=== Begin Enclosure ===

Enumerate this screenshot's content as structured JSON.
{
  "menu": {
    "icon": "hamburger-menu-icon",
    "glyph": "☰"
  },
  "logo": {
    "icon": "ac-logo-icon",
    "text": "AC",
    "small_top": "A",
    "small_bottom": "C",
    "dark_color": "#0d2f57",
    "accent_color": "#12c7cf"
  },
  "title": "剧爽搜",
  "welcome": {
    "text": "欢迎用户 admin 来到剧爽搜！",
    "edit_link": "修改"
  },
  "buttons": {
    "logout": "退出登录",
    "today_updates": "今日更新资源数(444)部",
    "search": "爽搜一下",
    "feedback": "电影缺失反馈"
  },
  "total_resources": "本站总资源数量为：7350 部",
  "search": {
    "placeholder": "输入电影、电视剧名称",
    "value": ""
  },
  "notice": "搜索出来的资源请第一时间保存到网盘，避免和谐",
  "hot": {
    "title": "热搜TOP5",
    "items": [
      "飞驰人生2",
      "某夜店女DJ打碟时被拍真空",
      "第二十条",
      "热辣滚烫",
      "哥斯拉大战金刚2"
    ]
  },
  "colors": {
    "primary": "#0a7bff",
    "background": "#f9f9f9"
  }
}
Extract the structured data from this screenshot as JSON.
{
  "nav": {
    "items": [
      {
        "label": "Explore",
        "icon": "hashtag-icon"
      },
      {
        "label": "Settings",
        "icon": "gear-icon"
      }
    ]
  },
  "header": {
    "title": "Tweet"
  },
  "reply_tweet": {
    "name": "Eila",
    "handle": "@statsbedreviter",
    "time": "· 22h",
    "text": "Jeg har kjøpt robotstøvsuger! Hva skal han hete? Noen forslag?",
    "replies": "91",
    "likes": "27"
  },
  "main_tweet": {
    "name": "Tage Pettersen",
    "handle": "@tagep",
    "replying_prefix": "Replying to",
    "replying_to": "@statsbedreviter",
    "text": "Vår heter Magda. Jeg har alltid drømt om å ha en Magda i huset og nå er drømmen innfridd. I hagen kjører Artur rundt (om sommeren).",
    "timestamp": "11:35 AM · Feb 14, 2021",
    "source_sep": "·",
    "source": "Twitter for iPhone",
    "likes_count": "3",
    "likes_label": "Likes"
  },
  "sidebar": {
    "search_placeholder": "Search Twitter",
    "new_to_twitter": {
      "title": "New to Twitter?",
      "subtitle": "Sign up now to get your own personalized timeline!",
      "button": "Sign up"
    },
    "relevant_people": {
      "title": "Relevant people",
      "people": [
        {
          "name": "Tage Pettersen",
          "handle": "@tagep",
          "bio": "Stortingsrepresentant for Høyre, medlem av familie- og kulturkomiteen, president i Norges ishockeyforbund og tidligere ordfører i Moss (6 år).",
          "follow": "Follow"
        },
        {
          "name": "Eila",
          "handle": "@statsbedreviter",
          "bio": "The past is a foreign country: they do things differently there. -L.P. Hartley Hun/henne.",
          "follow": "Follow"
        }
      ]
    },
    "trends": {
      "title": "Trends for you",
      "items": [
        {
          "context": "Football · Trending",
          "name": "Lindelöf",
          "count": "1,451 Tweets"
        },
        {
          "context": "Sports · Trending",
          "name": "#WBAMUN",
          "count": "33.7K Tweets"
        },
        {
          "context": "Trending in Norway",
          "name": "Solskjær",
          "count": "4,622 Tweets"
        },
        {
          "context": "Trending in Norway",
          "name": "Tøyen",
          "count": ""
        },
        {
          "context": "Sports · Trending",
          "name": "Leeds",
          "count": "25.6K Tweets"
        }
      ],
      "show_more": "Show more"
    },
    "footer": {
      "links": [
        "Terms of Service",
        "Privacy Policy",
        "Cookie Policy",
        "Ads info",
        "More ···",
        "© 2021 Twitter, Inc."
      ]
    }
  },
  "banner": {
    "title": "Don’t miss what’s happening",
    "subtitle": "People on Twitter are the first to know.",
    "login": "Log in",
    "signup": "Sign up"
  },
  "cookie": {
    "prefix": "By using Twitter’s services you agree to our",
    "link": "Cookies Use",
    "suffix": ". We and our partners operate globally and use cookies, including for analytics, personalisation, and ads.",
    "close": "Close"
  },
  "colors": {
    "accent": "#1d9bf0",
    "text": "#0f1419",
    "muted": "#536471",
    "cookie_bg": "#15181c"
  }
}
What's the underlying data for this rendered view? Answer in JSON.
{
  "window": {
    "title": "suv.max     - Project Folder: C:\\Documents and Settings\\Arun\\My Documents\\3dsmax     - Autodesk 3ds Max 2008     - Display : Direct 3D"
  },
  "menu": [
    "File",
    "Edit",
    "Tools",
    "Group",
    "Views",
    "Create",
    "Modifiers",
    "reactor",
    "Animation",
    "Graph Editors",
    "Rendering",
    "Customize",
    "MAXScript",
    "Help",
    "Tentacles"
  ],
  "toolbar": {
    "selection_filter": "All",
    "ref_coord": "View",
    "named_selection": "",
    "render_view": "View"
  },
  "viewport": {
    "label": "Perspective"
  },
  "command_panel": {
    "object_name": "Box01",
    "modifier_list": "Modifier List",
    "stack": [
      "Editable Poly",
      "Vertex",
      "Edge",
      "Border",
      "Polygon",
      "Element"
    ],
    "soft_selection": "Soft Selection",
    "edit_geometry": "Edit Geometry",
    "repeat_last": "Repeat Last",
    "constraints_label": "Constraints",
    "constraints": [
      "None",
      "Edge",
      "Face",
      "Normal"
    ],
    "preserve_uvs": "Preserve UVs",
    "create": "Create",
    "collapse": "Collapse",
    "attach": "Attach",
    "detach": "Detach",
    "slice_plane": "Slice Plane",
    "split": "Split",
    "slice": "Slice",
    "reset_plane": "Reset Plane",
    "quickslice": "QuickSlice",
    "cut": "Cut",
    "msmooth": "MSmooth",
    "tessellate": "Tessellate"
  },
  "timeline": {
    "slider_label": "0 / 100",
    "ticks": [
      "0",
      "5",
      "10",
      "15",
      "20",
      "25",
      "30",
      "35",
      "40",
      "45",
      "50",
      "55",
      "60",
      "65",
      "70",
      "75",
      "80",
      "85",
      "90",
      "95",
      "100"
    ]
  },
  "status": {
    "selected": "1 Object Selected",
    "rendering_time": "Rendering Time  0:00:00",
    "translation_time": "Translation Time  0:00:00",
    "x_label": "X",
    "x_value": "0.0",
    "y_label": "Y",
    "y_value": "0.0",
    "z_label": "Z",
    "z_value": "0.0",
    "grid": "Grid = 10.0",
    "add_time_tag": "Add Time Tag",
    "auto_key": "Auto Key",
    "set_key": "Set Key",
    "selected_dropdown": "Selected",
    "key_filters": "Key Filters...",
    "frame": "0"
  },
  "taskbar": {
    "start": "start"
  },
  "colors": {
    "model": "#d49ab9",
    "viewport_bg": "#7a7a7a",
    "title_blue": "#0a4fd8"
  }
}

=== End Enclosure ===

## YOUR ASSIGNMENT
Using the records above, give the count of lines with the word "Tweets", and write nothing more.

## SOLVED EXERCISE
4